NIU today | The Center for Black Studies named Cultural Center of the Year 2021
In a difficult year, NIU’s Center for Black Studies triumphed.
The center recently won the Cultural Center of the Year 2021 award from the Association of Black Cultural Centers (ABCC). Chosen from among their peers at universities and colleges across the country, the Black Studies Center provided extensive support, advocacy, education and empowerment in the midst of a global pandemic and racial injustice.
“I think this award is a testament to our level of hard work,” said Dr Anne Edwards, director of the centre. “For us, it’s a validation of all the work we’ve done, not just the staff at the center, but all the individual contributions and how they poured into the collective.”
Because recognition comes from peers, it takes on added importance, Edwards said.
“So many other cultural centers are doing good work,” she said. “It’s just a very, very big honor to be chosen.”
The ABCC encourages its members and affiliates to build community among ethnic groups through cultural centers in colleges and universities. The organization seeks to celebrate, promote, and explore the historic and contemporary connections that people of African descent have with Latinos, Asian Americans, and Native Americans, while enhancing individual, community, and global development.
As the association’s 2021 Cultural Center of the Year, NIU’s Center for Black Studies has earned the recognition it deserves.
“I am incredibly proud of the Center for Black Studies at NIU for its tireless efforts to advocate, educate and empower our students,” said NIU President Lisa C. Freeman.
Celebrating 50 years in 2021, NIU’s Center for Black Studies addressed the two main themes of “living through a time of pandemic” and “continuing to march toward racial justice and equality.”
As described in the center’s 2021 annual report, fall 2020 brought racism to the center’s steps with the writing of a racial slur on the center building.
“From a town hall of more than 200 black students to student-led protests, hundreds of students across campus have used their collective voices to enact change,” the report said.
Many programs, initiatives and events, offered in person and virtually, engaged the campus and community throughout the year.
Among the most impactful was the “Hateful Things” traveling exhibit, sponsored by the Center for Black Studies and Friends of NIU Libraries and housed at the Pick Museum. Developed by the Jim Crow Museum for Racist Memorabilia, the exhibit showcased more than a century of negative iconography that shaped how people viewed and interacted with black people from the end of the Civil War to the 21st Century.
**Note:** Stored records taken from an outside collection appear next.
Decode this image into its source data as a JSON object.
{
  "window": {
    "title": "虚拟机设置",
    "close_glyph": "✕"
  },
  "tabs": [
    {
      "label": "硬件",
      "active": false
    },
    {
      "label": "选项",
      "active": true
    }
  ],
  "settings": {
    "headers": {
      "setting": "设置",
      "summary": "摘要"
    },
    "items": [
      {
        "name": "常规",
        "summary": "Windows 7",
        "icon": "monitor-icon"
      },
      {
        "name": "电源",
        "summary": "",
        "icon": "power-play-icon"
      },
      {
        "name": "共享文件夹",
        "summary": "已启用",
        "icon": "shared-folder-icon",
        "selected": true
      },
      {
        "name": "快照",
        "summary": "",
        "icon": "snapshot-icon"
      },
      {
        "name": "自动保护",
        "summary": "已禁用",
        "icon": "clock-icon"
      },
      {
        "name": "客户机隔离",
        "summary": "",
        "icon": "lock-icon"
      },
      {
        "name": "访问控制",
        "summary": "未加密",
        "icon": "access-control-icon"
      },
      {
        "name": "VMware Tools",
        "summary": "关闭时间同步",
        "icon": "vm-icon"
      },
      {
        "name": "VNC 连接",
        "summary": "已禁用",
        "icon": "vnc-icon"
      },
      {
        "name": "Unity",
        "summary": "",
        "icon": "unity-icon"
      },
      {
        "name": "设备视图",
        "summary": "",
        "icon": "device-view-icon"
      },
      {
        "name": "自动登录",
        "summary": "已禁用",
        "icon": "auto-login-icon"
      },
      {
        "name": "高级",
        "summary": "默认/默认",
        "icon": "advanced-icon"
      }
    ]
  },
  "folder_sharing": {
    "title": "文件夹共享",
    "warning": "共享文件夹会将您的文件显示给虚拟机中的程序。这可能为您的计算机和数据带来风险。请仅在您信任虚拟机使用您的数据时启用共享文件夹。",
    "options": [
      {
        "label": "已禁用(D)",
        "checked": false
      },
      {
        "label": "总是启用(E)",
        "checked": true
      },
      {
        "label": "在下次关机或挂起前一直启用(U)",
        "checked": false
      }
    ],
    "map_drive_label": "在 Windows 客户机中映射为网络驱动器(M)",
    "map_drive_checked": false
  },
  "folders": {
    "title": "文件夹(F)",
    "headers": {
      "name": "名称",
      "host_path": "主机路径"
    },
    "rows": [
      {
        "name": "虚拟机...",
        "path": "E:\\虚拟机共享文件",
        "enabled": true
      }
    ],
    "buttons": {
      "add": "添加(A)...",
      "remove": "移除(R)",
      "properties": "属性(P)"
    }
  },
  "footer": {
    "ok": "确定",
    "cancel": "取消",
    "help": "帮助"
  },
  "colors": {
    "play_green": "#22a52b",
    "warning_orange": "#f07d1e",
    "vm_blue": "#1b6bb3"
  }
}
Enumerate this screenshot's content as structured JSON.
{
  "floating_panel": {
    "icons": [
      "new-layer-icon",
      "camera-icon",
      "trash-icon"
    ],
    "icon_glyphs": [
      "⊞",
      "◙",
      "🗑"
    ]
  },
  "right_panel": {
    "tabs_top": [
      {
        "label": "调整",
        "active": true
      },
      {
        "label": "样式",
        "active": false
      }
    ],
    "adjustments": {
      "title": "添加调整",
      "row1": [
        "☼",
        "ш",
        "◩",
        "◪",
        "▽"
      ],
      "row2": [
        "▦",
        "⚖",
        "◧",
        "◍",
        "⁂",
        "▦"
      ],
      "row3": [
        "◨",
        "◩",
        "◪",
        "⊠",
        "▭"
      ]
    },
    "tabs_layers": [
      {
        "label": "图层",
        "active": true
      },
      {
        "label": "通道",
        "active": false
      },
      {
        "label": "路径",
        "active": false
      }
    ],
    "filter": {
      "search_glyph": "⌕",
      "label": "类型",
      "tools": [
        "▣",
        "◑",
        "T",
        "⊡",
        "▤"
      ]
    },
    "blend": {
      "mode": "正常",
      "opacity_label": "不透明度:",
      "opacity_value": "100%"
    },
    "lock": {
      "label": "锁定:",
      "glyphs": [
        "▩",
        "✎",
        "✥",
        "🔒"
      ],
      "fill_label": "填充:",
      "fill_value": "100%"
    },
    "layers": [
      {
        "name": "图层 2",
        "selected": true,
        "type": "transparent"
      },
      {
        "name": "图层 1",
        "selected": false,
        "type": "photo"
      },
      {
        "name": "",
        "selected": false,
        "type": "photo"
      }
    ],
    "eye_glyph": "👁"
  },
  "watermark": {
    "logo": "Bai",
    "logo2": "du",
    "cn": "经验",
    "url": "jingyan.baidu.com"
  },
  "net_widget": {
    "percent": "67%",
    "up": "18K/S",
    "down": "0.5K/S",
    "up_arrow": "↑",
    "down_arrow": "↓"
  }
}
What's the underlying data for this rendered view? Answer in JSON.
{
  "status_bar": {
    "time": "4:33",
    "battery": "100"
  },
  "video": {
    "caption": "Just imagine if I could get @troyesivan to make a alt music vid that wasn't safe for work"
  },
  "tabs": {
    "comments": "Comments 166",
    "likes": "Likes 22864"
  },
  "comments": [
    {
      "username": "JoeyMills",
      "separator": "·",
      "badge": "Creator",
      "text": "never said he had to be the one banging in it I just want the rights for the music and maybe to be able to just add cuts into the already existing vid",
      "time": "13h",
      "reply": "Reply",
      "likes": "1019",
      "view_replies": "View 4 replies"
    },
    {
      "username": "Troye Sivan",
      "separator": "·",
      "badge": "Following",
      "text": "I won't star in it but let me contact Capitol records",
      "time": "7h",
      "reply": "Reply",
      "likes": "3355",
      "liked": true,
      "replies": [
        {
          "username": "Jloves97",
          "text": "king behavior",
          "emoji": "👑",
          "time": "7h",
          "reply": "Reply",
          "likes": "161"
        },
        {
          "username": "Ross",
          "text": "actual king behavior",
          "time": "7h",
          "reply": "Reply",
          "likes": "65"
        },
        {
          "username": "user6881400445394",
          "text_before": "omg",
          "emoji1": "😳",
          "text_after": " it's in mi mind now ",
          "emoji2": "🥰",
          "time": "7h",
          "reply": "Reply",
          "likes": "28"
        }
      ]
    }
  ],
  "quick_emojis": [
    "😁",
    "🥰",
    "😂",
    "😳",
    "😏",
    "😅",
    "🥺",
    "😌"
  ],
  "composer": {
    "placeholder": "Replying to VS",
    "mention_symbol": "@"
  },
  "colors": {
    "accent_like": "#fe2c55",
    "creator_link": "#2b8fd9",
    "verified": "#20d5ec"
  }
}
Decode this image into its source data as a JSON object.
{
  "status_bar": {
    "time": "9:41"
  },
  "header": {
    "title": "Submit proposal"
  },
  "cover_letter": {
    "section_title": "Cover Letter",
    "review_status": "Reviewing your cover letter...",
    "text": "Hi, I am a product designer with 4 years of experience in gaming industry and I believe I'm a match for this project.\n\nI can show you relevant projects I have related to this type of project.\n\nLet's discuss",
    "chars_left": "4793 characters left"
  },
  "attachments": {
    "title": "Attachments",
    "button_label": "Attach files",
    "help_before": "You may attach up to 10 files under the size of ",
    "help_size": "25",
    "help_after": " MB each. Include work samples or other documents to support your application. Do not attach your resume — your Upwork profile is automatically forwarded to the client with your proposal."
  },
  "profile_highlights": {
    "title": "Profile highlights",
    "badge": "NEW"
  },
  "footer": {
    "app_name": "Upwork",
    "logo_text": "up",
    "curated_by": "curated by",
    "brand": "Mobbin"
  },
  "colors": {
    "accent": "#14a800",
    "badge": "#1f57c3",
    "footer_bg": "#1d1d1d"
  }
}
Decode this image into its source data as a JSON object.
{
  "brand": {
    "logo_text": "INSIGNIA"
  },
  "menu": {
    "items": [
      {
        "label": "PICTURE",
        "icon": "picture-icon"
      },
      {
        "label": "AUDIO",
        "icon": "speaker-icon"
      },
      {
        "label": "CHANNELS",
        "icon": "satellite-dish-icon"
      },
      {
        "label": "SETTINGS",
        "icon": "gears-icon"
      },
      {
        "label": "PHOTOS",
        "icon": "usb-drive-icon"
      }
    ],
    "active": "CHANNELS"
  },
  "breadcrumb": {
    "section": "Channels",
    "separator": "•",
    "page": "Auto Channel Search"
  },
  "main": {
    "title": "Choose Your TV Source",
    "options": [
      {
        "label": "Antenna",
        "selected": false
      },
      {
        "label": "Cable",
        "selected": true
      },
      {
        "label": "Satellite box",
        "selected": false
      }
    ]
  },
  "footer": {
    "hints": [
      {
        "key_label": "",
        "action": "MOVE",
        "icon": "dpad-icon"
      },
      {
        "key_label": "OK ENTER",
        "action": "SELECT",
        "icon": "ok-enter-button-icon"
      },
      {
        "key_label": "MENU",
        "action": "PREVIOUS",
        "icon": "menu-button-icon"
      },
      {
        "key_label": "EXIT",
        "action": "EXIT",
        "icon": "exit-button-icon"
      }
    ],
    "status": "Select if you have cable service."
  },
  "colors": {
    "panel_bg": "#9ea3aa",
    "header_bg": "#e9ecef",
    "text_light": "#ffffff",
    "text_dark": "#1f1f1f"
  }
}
The center offered extracurricular events and initiatives inspired by the exhibit, including 10 guided tours to NIU classrooms, a virtual guided tour and developing exhibit-inspired lesson plans for middle and high school learners.
Events throughout the year included several town hall meetings and panel discussions, as well as guest speakers, such as Dr. Stanley Arnold’s presentation on “The Beacons of Their Race: African America and the Olympics, 1896- 1948”.
“While the year of COVID-19 offered its challenges, we believe we have been flexible and responsive in continuing to bring quality and engaging programming to the entire NIU community,” Edwards said.
“Overall, the Center for Black Studies staff provided excellent support, advocacy and education. Staff creativity in programming, academic courses, and ways to provide support to students while simultaneously navigating their own personal experiences is to be commended.